Sword & Sorcery Cinema Season
Long ago, ambitious King Uther Pendragon (Gabriel Byrne) sought to unite the warring factions of The Land, and to do so employed the help of an ancient magician, Merlin (Nicol Williamson). Merlin helped Uther recieve the magical sword, Excalibur from the Lady in The Lake, but Uther was undone by his own lustful nature.
Plunging the blade into a stone after being ambushed by his enemies, Uther set in motion a chain of events that would become legendary. Years later, Arthur (Nigel Terry), Uther’s lost son pulls the sword from the stone to become king, and fulfils his destiny. It will be up to him, and Merlin to see the realms of England united, but in the shadows, plotting, lurks his sister, Morgana (Helen Mirren) who will visit ruin upon Arthur and the land alike…
Adapted from Mallory’s Le Morte d’Arthur (1485) by director John Boorman and screenwriter Ropso Pallenberg, yet taking influences from other sources, such as Tristan and Isolde, earlier tales of Arthur such as those by Chrétien de Troyes, and other myths and legends surrounding Arthur and his various swords (Excalibur is not the sword in the stone for several of these.
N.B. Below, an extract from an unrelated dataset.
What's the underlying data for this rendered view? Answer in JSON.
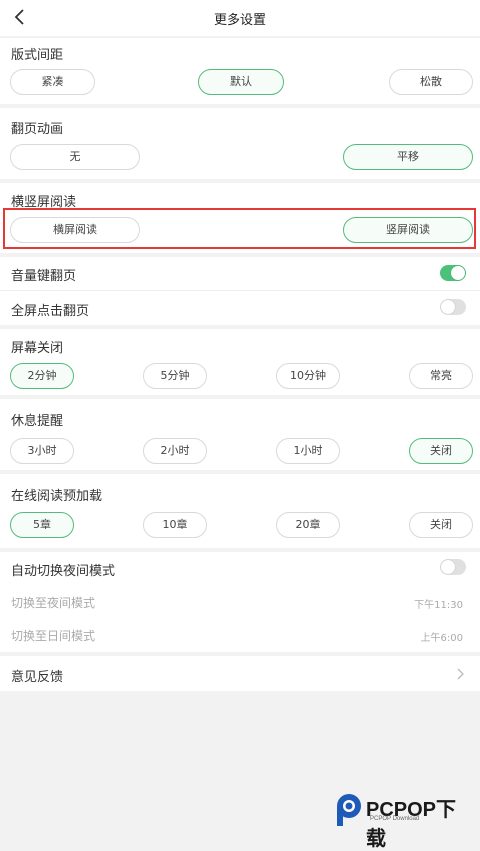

That is instead a different sword, though Mallory conflates the two). While the film does a disservice to older myths, it has itself become a mythologised text now being seen as a definitive story.
It is epic in scope and glorious to look at, as Boorman paints with light, colour and shade, his work given fantastic life by the score. The music is a mixture of classical works, notably Wagner’s Siegfried’s Funeral March, the prelude to Tristan and Isolde, and the prelude to Parsifal, with Carl Orff’s wonderful Carmina Burana playing several times, and an original score by Trevor Jones which all seem to match seemlessly to give a rich, portentious personality to the film. Read the rest!